25. Corollary to this is one more aspect that requires reference here. The Government of India Ministry of Finance, Department of Revenue to all Chief Commissioners of Income-Tax and all Director Generals of Income-Tax issued Instruction No.4 of 200 dated 30.6.2009 in respect of Section 80IB (10) of the Act would be available on year to year basis where the assessee is showing profit on partial completion or the same would be available on the year of completion of the project, which is clarified as under:—

“3. The above issue has been considered by the Board and it is clarified as under:—

(a) The deduction can be claimed on a year to year basis where the assessee is showing profit from partial completion of the project in every year.

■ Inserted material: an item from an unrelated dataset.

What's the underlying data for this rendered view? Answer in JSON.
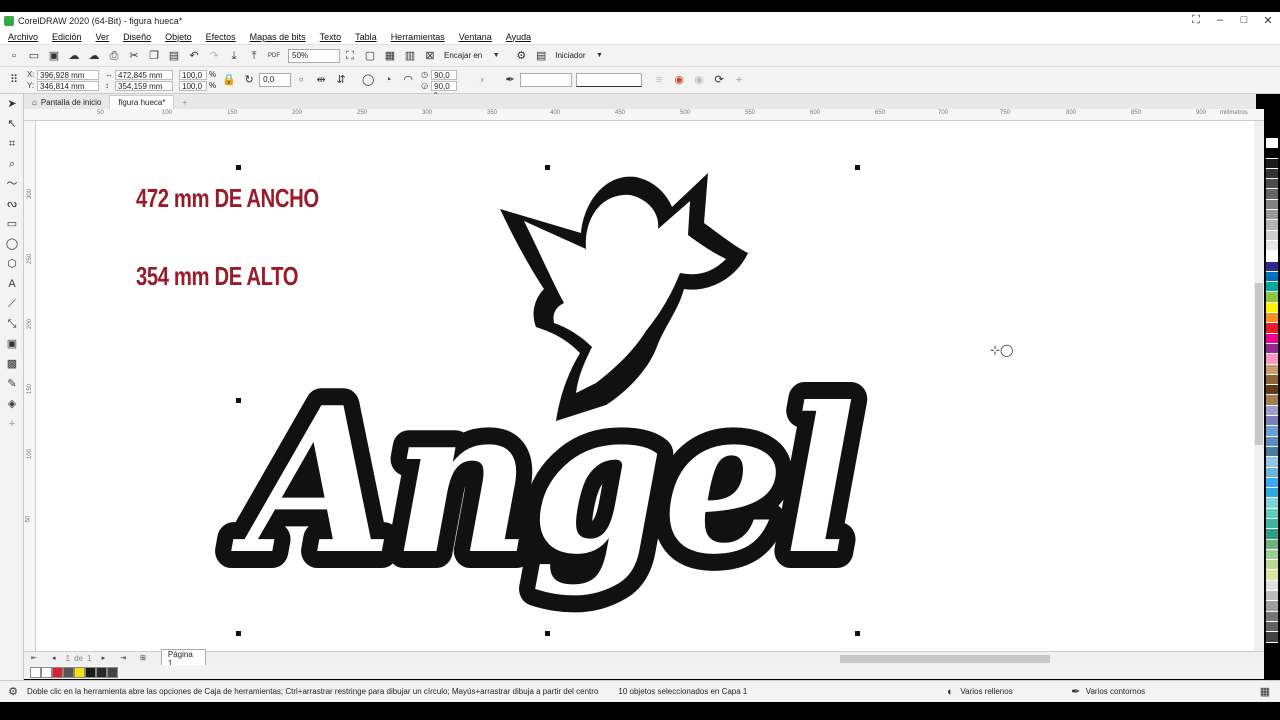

(b) In a case it is late, found that the condition of completing the project within the specified time limit of 4 years as started in section 80-IB(10) has not been satisfied, the deduction granted to the assessee in the earlier years should be withdrawn.”

26. From the reading of the above instruction, it can be also said that the Government being aware of both the accounting methods has expected either of them to be followed in cases of individual assessee. However, in post amendment period, strict adherence to completion period of four years is insisted upon where project completion method is followed. This limitation of period did not exist prior to the amendment, what is vital to draw from this is that the amendment cannot discriminate those following project completion method if in the interregnum period, amendment is brought in the statute. The say of the assessee therefore gets further fortified when it says that only because it chose to follow the method of accounting of project completion basis, whose completion date falls after 1.4.2005, they can be denied the deduction on profits derived and those assessee who claim deduction on work-in-progress basis, they would be entitled to such deduction. However, it necessitated strict compliance of the provisions and completion of the same within the stipulated time period.

27. The entire object of such deduction is to facilitate construction of residential housing project and while approving such project when initially there was no restriction and by amendment as stated permissible ratio for construction is 5% of the total built up area, reduction of this ratio to 3% of the total built up area has to be necessarily on prospective basis.’

10. In the present case concededly the approval for the project was given by the Mathura Vrindavan Development Authority on 16.03.2005. Clearly the approval related to the period prior to 2005, i.e. before the amendment, which insisted on issuance of the completion certificate by the end of the 4 year period was brought into force. We are in full agreement with the Gujarat High Court that the application of such stringent conditions, which are left to an independent body such as the local authority who is to issue the completion certificate, would have led to not only hardship but absurdity. As a consequence, we are of the opinion that the reasoning and conclusions of the Karnataka High Court and the Gujarat High Court are fully applicable to the facts of this case. The Tribunal was not, therefore, in error of law while holding in favour of the assessee.

11. In view of the above no substantial question of law arises for consideration. The appeal is accordingly dismissed.

[Citation : 362 ITR 177]